Seniors consider benefits versus stigmas of art school


Audrey Mannion

CHS students have many opportunities to express their artistic creativity, such as at the annual NAHS art show.

Liam Umbs and Rebecca Heath

Out of 81 students in this year’s senior class, 11 made the decision to attend an art school. Six will attend Pratt Institute, two will attend the School of Visual Arts, and the others will attend Artcenter College of Design, the Fashion Institute of Technology and Parsons School of Design.

It is no coincidence that a large portion of the class of 2019 will trade their gowns for smocks following graduation day.
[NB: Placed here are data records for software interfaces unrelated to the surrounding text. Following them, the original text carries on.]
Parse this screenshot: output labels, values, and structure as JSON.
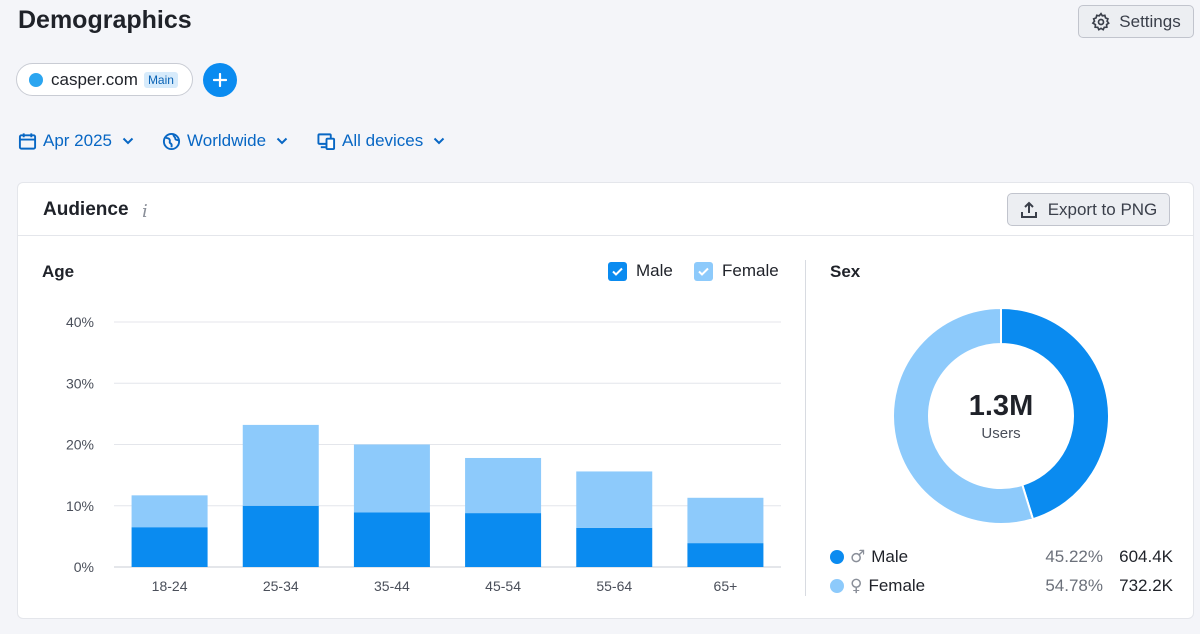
{
  "page": {
    "title": "Demographics",
    "settings_label": "Settings"
  },
  "domain": {
    "name": "casper.com",
    "badge": "Main",
    "color": "#2ba5f0"
  },
  "filters": {
    "date": "Apr 2025",
    "region": "Worldwide",
    "devices": "All devices"
  },
  "card": {
    "title": "Audience",
    "info_icon": "i",
    "export_label": "Export to PNG"
  },
  "age": {
    "title": "Age",
    "legend": [
      {
        "name": "Male",
        "color": "#0a8bf0"
      },
      {
        "name": "Female",
        "color": "#8dcafb"
      }
    ]
  },
  "sex": {
    "title": "Sex",
    "total": "1.3M",
    "total_label": "Users",
    "rows": [
      {
        "label": "Male",
        "symbol": "♂",
        "pct": "45.22%",
        "value": "604.4K",
        "color": "#0a8bf0"
      },
      {
        "label": "Female",
        "symbol": "♀",
        "pct": "54.78%",
        "value": "732.2K",
        "color": "#8dcafb"
      }
    ]
  },
  "chart_data": [
    {
      "type": "bar",
      "stacked": true,
      "title": "Age",
      "categories": [
        "18-24",
        "25-34",
        "35-44",
        "45-54",
        "55-64",
        "65+"
      ],
      "series": [
        {
          "name": "Male",
          "values": [
            6.5,
            10,
            8.9,
            8.8,
            6.4,
            3.9
          ],
          "color": "#0a8bf0"
        },
        {
          "name": "Female",
          "values": [
            5.2,
            13.2,
            11.1,
            9,
            9.2,
            7.4
          ],
          "color": "#8dcafb"
        }
      ],
      "yticks": [
        "0%",
        "10%",
        "20%",
        "30%",
        "40%"
      ],
      "ylim": [
        0,
        40
      ],
      "grid": true,
      "legend": "top-right"
    },
    {
      "type": "pie",
      "title": "Sex",
      "labels": [
        "Male",
        "Female"
      ],
      "values": [
        45.22,
        54.78
      ],
      "colors": [
        "#0a8bf0",
        "#8dcafb"
      ]
    }
  ]
}
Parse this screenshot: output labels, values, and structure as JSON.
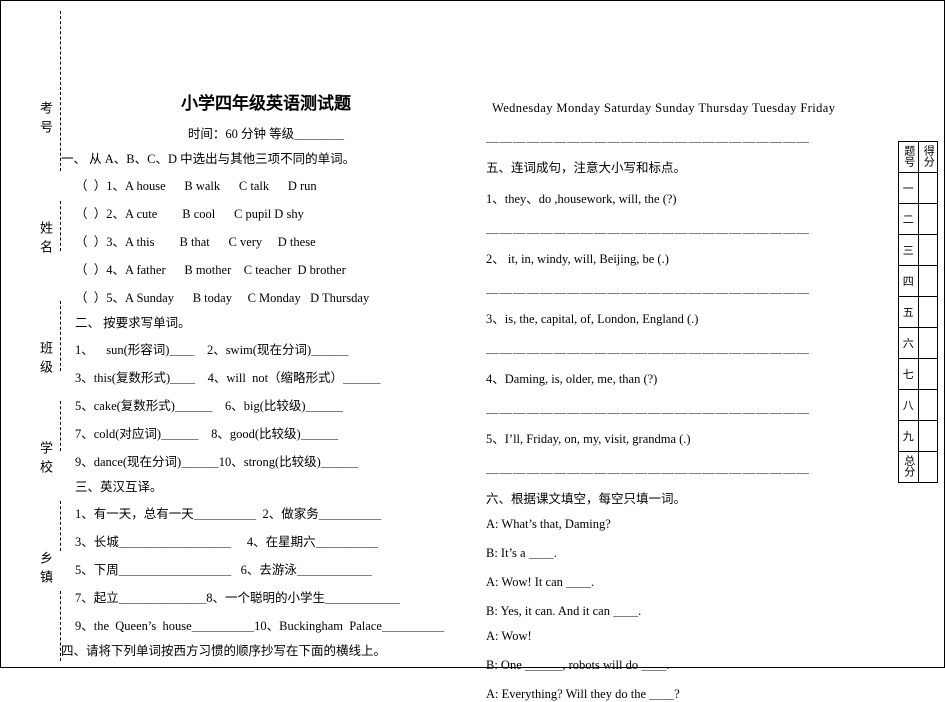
{
  "vertical_labels": [
    "考号",
    "姓名",
    "班级",
    "学校",
    "乡镇"
  ],
  "paper": {
    "title": "小学四年级英语测试题",
    "subtitle": "时间：60 分钟    等级＿＿＿＿"
  },
  "left_column": {
    "section1_heading": "一、 从 A、B、C、D 中选出与其他三项不同的单词。",
    "section1_items": [
      "（  ）1、A house      B walk      C talk      D run",
      "（  ）2、A cute        B cool      C pupil D shy",
      "（  ）3、A this        B that      C very     D these",
      "（  ）4、A father      B mother    C teacher  D brother",
      "（  ）5、A Sunday      B today     C Monday   D Thursday"
    ],
    "section2_heading": "二、 按要求写单词。",
    "section2_items": [
      "1、    sun(形容词)＿＿    2、swim(现在分词)＿＿＿",
      "3、this(复数形式)＿＿    4、will  not（缩略形式）＿＿＿",
      "5、cake(复数形式)＿＿＿    6、big(比较级)＿＿＿",
      "7、cold(对应词)＿＿＿    8、good(比较级)＿＿＿",
      "9、dance(现在分词)＿＿＿10、strong(比较级)＿＿＿"
    ],
    "section3_heading": "三、英汉互译。",
    "section3_items": [
      "1、有一天，总有一天＿＿＿＿＿  2、做家务＿＿＿＿＿",
      "3、长城＿＿＿＿＿＿＿＿＿     4、在星期六＿＿＿＿＿",
      "5、下周＿＿＿＿＿＿＿＿＿   6、去游泳＿＿＿＿＿＿",
      "7、起立＿＿＿＿＿＿＿8、一个聪明的小学生＿＿＿＿＿＿",
      "9、the  Queen’s  house＿＿＿＿＿10、Buckingham  Palace＿＿＿＿＿"
    ],
    "section4_heading": "四、请将下列单词按西方习惯的顺序抄写在下面的横线上。"
  },
  "right_column": {
    "word_list": "Wednesday  Monday  Saturday  Sunday  Thursday  Tuesday  Friday",
    "answer_line": "＿＿＿＿＿＿＿＿＿＿＿＿＿＿＿＿＿＿＿＿＿＿＿＿",
    "section5_heading": "五、连词成句，注意大小写和标点。",
    "section5_items": [
      "1、they、do ,housework, will,  the       (?)",
      "2、    it, in, windy, will, Beijing, be (.)",
      "3、is, the, capital, of, London, England (.)",
      "4、Daming, is, older, me, than (?)",
      "5、I’ll, Friday, on, my, visit, grandma (.)"
    ],
    "section6_heading": "六、根据课文填空，每空只填一词。",
    "dialogue": [
      "A: What’s that, Daming?",
      "B: It’s a  ＿＿.",
      "A: Wow! It can   ＿＿.",
      "B: Yes, it can. And it can  ＿＿.",
      "A: Wow!",
      "B: One ＿＿＿, robots will do  ＿＿.",
      "A: Everything? Will they do the  ＿＿?"
    ]
  },
  "score_table": {
    "header_left": "题号",
    "header_right": "得分",
    "rows": [
      "一",
      "二",
      "三",
      "四",
      "五",
      "六",
      "七",
      "八",
      "九",
      "总分"
    ]
  }
}
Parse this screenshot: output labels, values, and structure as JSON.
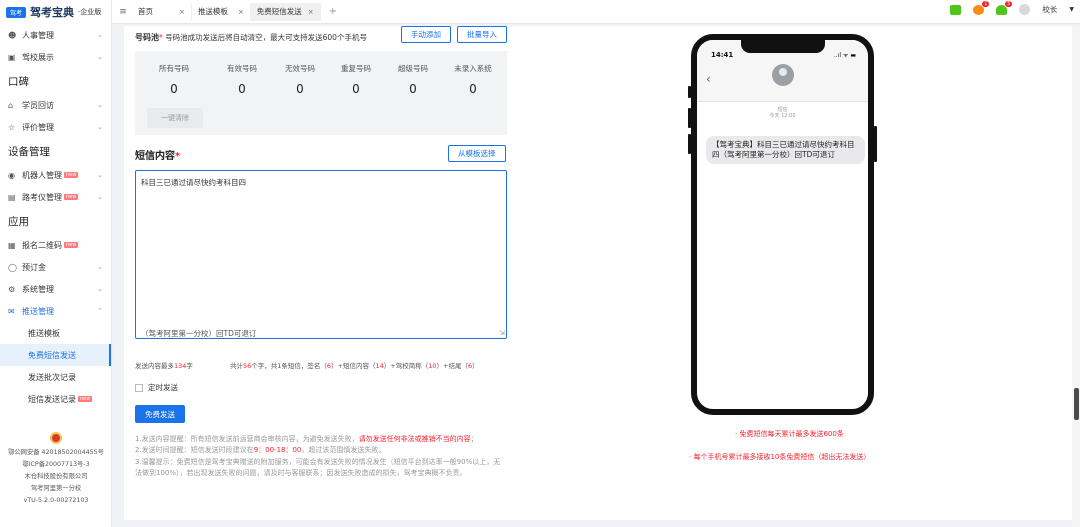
{
  "brand": {
    "name": "驾考宝典",
    "sub": "·企业版",
    "mark": "驾考"
  },
  "sidebar": {
    "items": [
      {
        "label": "人事管理",
        "icon": "person-icon"
      },
      {
        "label": "驾校展示",
        "icon": "display-icon"
      }
    ],
    "groups": [
      {
        "title": "口碑",
        "items": [
          {
            "label": "学员回访"
          },
          {
            "label": "评价管理"
          }
        ]
      },
      {
        "title": "设备管理",
        "items": [
          {
            "label": "机器人管理"
          },
          {
            "label": "路考仪管理"
          }
        ]
      },
      {
        "title": "应用",
        "items": [
          {
            "label": "报名二维码"
          },
          {
            "label": "预订金"
          },
          {
            "label": "系统管理"
          },
          {
            "label": "推送管理"
          }
        ]
      }
    ],
    "sub_items": [
      {
        "label": "推送模板"
      },
      {
        "label": "免费短信发送"
      },
      {
        "label": "发送批次记录"
      },
      {
        "label": "短信发送记录"
      }
    ],
    "new_badge": "new",
    "footer": [
      "鄂公网安备 42018502004455号",
      "鄂ICP备20007713号-3",
      "木仓科技股份有限公司",
      "驾考阿里第一分校",
      "vTU-5.2.0-00272103"
    ]
  },
  "tabs": [
    {
      "label": "首页"
    },
    {
      "label": "推送模板"
    },
    {
      "label": "免费短信发送"
    }
  ],
  "topbar": {
    "badge_1": "1",
    "badge_2": "5",
    "user": "校长"
  },
  "form": {
    "numbers_label": "号码池",
    "numbers_hint": "号码池成功发送后将自动清空，最大可支持发送600个手机号",
    "manual_add": "手动添加",
    "batch_import": "批量导入",
    "stats": [
      {
        "label": "所有号码",
        "value": "0"
      },
      {
        "label": "有效号码",
        "value": "0"
      },
      {
        "label": "无效号码",
        "value": "0"
      },
      {
        "label": "重复号码",
        "value": "0"
      },
      {
        "label": "超级号码",
        "value": "0"
      },
      {
        "label": "未录入系统",
        "value": "0"
      }
    ],
    "clear_all": "一键清除",
    "sms_label": "短信内容",
    "from_template": "从模板选择",
    "content": "科目三已通过请尽快约考科目四",
    "signature": "（驾考阿里第一分校）回TD可退订",
    "max_chars_prefix": "发送内容最多",
    "max_chars": "134",
    "max_chars_suffix": "字",
    "count_text_1": "共计",
    "count_total": "56",
    "count_text_2": "个字，共1条短信，签名（",
    "count_sign": "6",
    "count_text_3": "）+短信内容（",
    "count_content": "14",
    "count_text_4": "）+驾校简称（",
    "count_short": "10",
    "count_text_5": "）+结尾（",
    "count_end": "6",
    "count_text_6": "）",
    "schedule_label": "定时发送",
    "send": "免费发送",
    "notes": {
      "n1_prefix": "1.发送内容提醒：所有短信发送前运营商会审核内容，为避免发送失败，",
      "n1_red": "请勿发送任何非法或推销不当的内容",
      "n1_suffix": "；",
      "n2_prefix": "2.发送时间提醒：短信发送时段建议在",
      "n2_red": "9：00-18：00",
      "n2_suffix": "，超过该范围慎发送失败。",
      "n3": "3.温馨提示：免费短信是驾考宝典赠送的附加服务，可能会有发送失败的情况发生（短信平台到达率一般90%以上，无法做到100%），若出现发送失败的问题，请及时与客服联系；因发送失败造成的损失，驾考宝典概不负责。"
    }
  },
  "phone": {
    "time": "14:41",
    "status": "..ıl ᯤ ▬",
    "meta_1": "短信",
    "meta_2": "今天 12:00",
    "message": "【驾考宝典】科目三已通过请尽快约考科目四（驾考阿里第一分校）回TD可退订"
  },
  "limits": {
    "daily": "· 免费短信每天累计最多发送600条",
    "per_phone": "· 每个手机号累计最多接收10条免费短信（超出无法发送）"
  },
  "colors": {
    "accent": "#1a73e8",
    "danger": "#f5222d"
  }
}
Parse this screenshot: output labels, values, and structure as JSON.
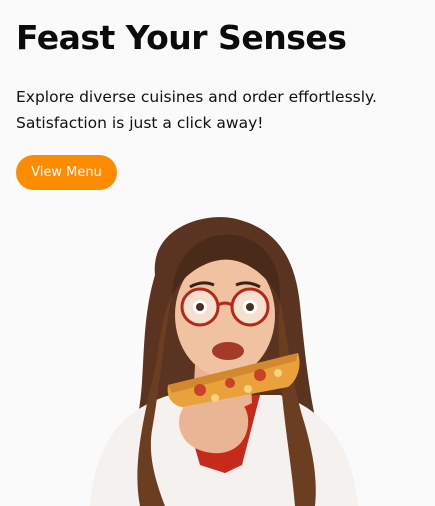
{
  "hero": {
    "title": "Feast Your Senses",
    "subtitle": "Explore diverse cuisines and order effortlessly. Satisfaction is just a click away!",
    "cta_label": "View Menu"
  },
  "colors": {
    "background": "#fafafa",
    "accent": "#ff8c00",
    "text": "#111111"
  }
}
Art schools provide an education solely focused on the arts, giving students opportunities that other universities could not provide to showcase their work at exhibitions or film festivals, according to Hussain College.

Senior Lauren DeFelice of Wall, who will be majoring in animation and minoring in creative writing at Pratt Institute, said that she made the decision to attend an art school earlier this year after taking AP Studio Art.

“Working in AP Art with Mrs. Ortner made me realize how much I wanted to go into art as a career;” DeFelice said. “I’ve always loved animation, and I’d love to be able to do it at an art school.”

Though art schools provide benefits to aspiring artists, stigmas around the schools can deter a potential artist from attending one.

Some view art as an impractical career path that is destined for failure, such as Giuseppe Castellano, an illustrator and art director for Penguin Random House.

“[Art schools] can saddle 22-year-olds with debt in the six figures [and] kick graduates to the reality curb, arming them with only a subpar liberal arts foundation and an unremarkable portfolio,” Castellano said on his website.

Senior Merina Spaltro of Allentown, who will be studying animation and Visual Effects (VFX), ultimately decided to attend Drexel University, a research university, rather than an art school due to this stigma.

“I noticed that there definitely is a lack of academics at some art schools, which is probably the driving force behind the stigma,” Spaltro said. “That definitely helped me pick where I wanted to go.”

Like Spaltro, DeFelice recognizes the risks, but said that she is up for the challenge.

“Some people feel art isn’t a true job, even though it is just as taxing as any other work,” DeFelice said. “A lot of people do say it’s a waste of money too, but I won’t know until I try.”